Records from a data collection:
• • • •

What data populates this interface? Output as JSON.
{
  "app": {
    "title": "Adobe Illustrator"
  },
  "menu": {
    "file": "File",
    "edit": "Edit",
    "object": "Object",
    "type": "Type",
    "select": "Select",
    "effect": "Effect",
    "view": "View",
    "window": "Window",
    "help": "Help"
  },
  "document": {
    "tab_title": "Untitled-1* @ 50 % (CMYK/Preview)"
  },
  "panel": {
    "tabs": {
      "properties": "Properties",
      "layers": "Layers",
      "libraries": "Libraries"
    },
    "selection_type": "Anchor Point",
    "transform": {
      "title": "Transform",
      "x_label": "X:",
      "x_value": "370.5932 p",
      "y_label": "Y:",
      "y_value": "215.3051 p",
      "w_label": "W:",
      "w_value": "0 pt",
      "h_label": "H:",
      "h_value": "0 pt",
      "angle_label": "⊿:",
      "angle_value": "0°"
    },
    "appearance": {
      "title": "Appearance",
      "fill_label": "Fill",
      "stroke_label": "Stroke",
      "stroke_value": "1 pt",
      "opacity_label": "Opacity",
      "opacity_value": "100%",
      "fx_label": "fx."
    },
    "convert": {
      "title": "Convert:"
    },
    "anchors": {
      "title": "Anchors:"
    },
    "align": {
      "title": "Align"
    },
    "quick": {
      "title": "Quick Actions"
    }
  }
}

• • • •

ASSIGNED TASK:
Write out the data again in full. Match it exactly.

EXERCISE ANSWER:
What data populates this interface? Output as JSON.
{
  "app": {
    "title": "Adobe Illustrator"
  },
  "menu": {
    "file": "File",
    "edit": "Edit",
    "object": "Object",
    "type": "Type",
    "select": "Select",
    "effect": "Effect",
    "view": "View",
    "window": "Window",
    "help": "Help"
  },
  "document": {
    "tab_title": "Untitled-1* @ 50 % (CMYK/Preview)"
  },
  "panel": {
    "tabs": {
      "properties": "Properties",
      "layers": "Layers",
      "libraries": "Libraries"
    },
    "selection_type": "Anchor Point",
    "transform": {
      "title": "Transform",
      "x_label": "X:",
      "x_value": "370.5932 p",
      "y_label": "Y:",
      "y_value": "215.3051 p",
      "w_label": "W:",
      "w_value": "0 pt",
      "h_label": "H:",
      "h_value": "0 pt",
      "angle_label": "⊿:",
      "angle_value": "0°"
    },
    "appearance": {
      "title": "Appearance",
      "fill_label": "Fill",
      "stroke_label": "Stroke",
      "stroke_value": "1 pt",
      "opacity_label": "Opacity",
      "opacity_value": "100%",
      "fx_label": "fx."
    },
    "convert": {
      "title": "Convert:"
    },
    "anchors": {
      "title": "Anchors:"
    },
    "align": {
      "title": "Align"
    },
    "quick": {
      "title": "Quick Actions"
    }
  }
}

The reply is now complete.